At a special luncheon in his honor Jan. 5, the Alabama Wildlife Federation was joined by a chorus of well wishers and presenters, who praised the Pell City native for the work he has done over the past eight years.
Gifts and special presentations were made from Gov. Bob Riley, AWF, Ducks Unlimited and other environmental and conservation groups across the state, all citing innovations and improvements made under Lawley's leadership.
His list of accomplishments is a long one. During Lawley's tenure, hunting and fishing licenses were made easier to obtain through more outlets and electronic and online purchasing. He created a volunteer license for those who don't hunt or fish but want to support the department's efforts on the state's behalf.
Throughout his administration, significant improvements were made to the state parks system.
He promoted Alabama as a tourist destination for anglers, hunters, campers, bird watchers, hikers, canoers, spelunkers and a whole host of outdoor enthusiasts, and the department's website, outdooralabama.com, was voted best in the nation.
Lawley dealt with the aftermath of two hurricanes, a long drought and the worst oil spill in the nation's history.
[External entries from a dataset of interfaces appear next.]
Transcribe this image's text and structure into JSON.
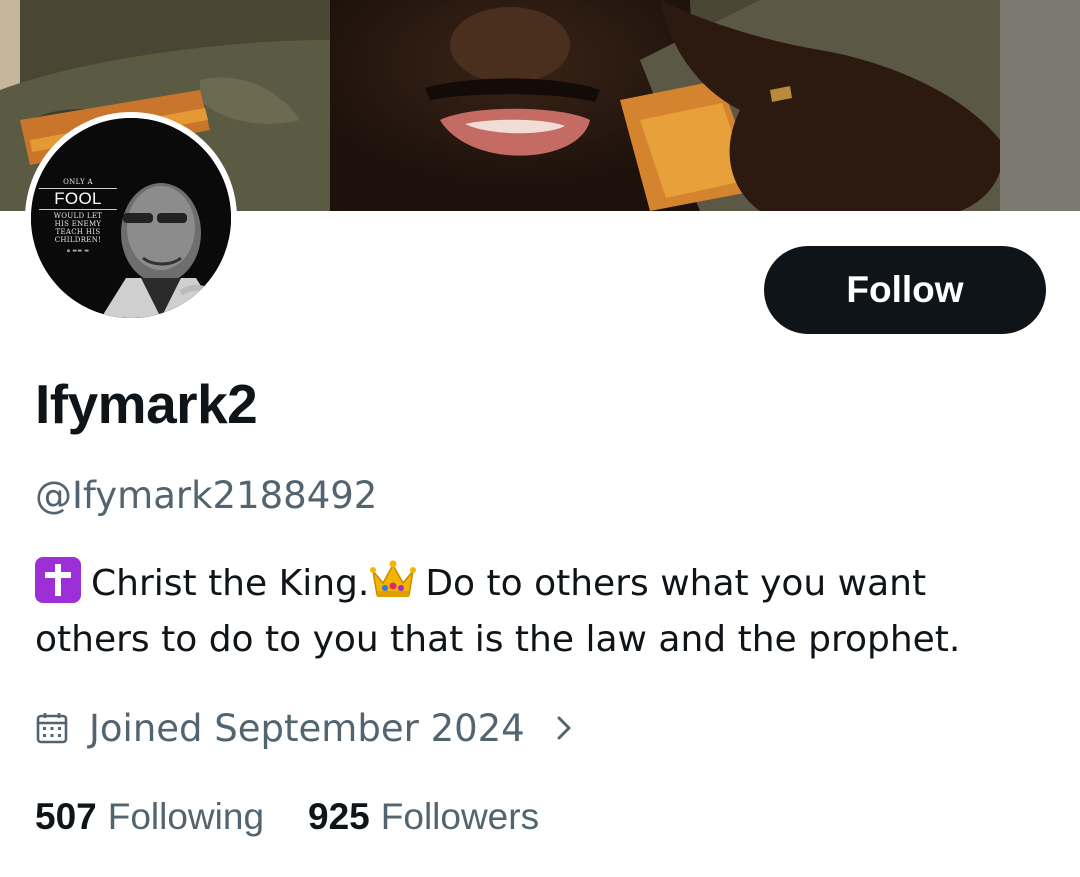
{
  "profile": {
    "display_name": "Ifymark2",
    "handle": "@Ifymark2188492",
    "bio_text_1": "Christ the King.",
    "bio_text_2": "Do to others what you want others to do to you that is the law and the prophet.",
    "bio_emoji_1": "latin-cross-icon",
    "bio_emoji_2": "crown-icon",
    "joined": "Joined September 2024",
    "following_count": "507",
    "following_label": "Following",
    "followers_count": "925",
    "followers_label": "Followers"
  },
  "avatar": {
    "quote_top": "ONLY A",
    "quote_main": "FOOL",
    "quote_lines": [
      "WOULD LET",
      "HIS ENEMY",
      "TEACH HIS",
      "CHILDREN!"
    ]
  },
  "actions": {
    "follow_label": "Follow"
  },
  "colors": {
    "primary_text": "#0f1419",
    "secondary_text": "#536471",
    "button_bg": "#0f1419",
    "button_text": "#ffffff",
    "emoji_purple": "#9c2fd6"
  },
  "icons": [
    "calendar-icon",
    "chevron-right-icon"
  ]
}
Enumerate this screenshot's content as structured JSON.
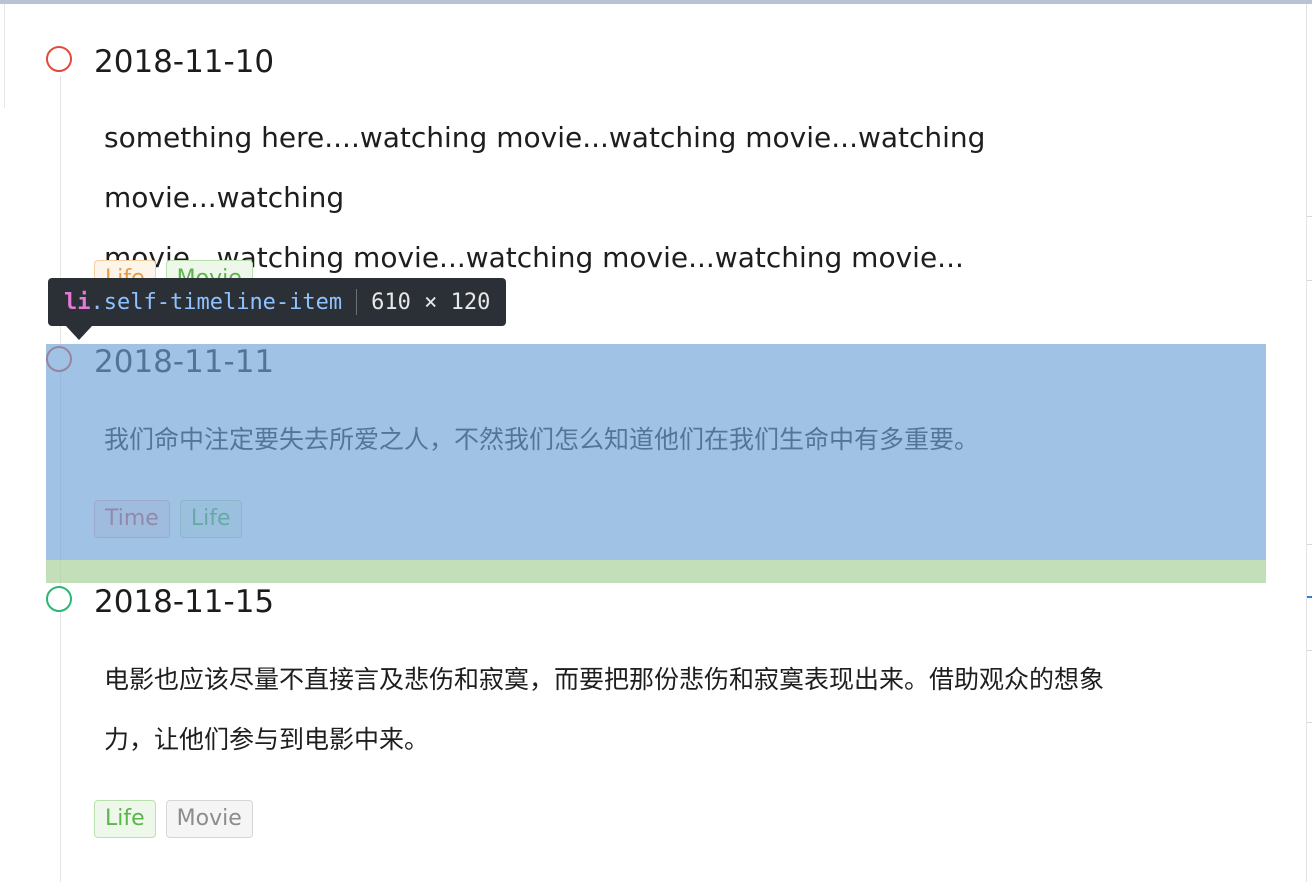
{
  "timeline": {
    "items": [
      {
        "date": "2018-11-10",
        "dot_color": "#e24a3a",
        "content_lines": [
          "something here....watching movie...watching movie...watching movie...watching",
          "movie...watching movie...watching movie...watching movie..."
        ],
        "tags": [
          {
            "label": "Life",
            "color": "#e89a3c"
          },
          {
            "label": "Movie",
            "color": "#5ab54a"
          }
        ]
      },
      {
        "date": "2018-11-11",
        "dot_color": "#e24a3a",
        "content_lines": [
          "我们命中注定要失去所爱之人，不然我们怎么知道他们在我们生命中有多重要。"
        ],
        "tags": [
          {
            "label": "Time",
            "color": "#d45a5a"
          },
          {
            "label": "Life",
            "color": "#5ab54a"
          }
        ]
      },
      {
        "date": "2018-11-15",
        "dot_color": "#2bb673",
        "content_lines": [
          "电影也应该尽量不直接言及悲伤和寂寞，而要把那份悲伤和寂寞表现出来。借助观众的想象",
          "力，让他们参与到电影中来。"
        ],
        "tags": [
          {
            "label": "Life",
            "color": "#5ab54a"
          },
          {
            "label": "Movie",
            "color": "#8c8c8c"
          }
        ]
      }
    ]
  },
  "devtools_tooltip": {
    "tag": "li",
    "class_name": ".self-timeline-item",
    "dimensions": "610 × 120",
    "highlight_color": "#6fa2d8",
    "margin_color": "#acd39e"
  }
}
The Aquatic Biodiversity Center, another of Lawley's projects, just opened and will help keep water clean in Alabama the natural way with mussels and snails.
Forever Wild, which acquired 221,000 acres on long term leases for public use for outdoor activities has flourished during his time on the cabinet, and he didn't miss a chance to give it a plug at the luncheon honoring him. “Don't forget Forever Wild,” he told the crowd.
His wife, Deanna, and son, Cannon, spoke about his passion for the outdoors and his determination to always “do the right thing.”
Representatives of various groups - all came to the same conclusion - that Lawley made his mark on the department, leaves a lasting legacy for the state's natural resources and his shoes will be hard to fill.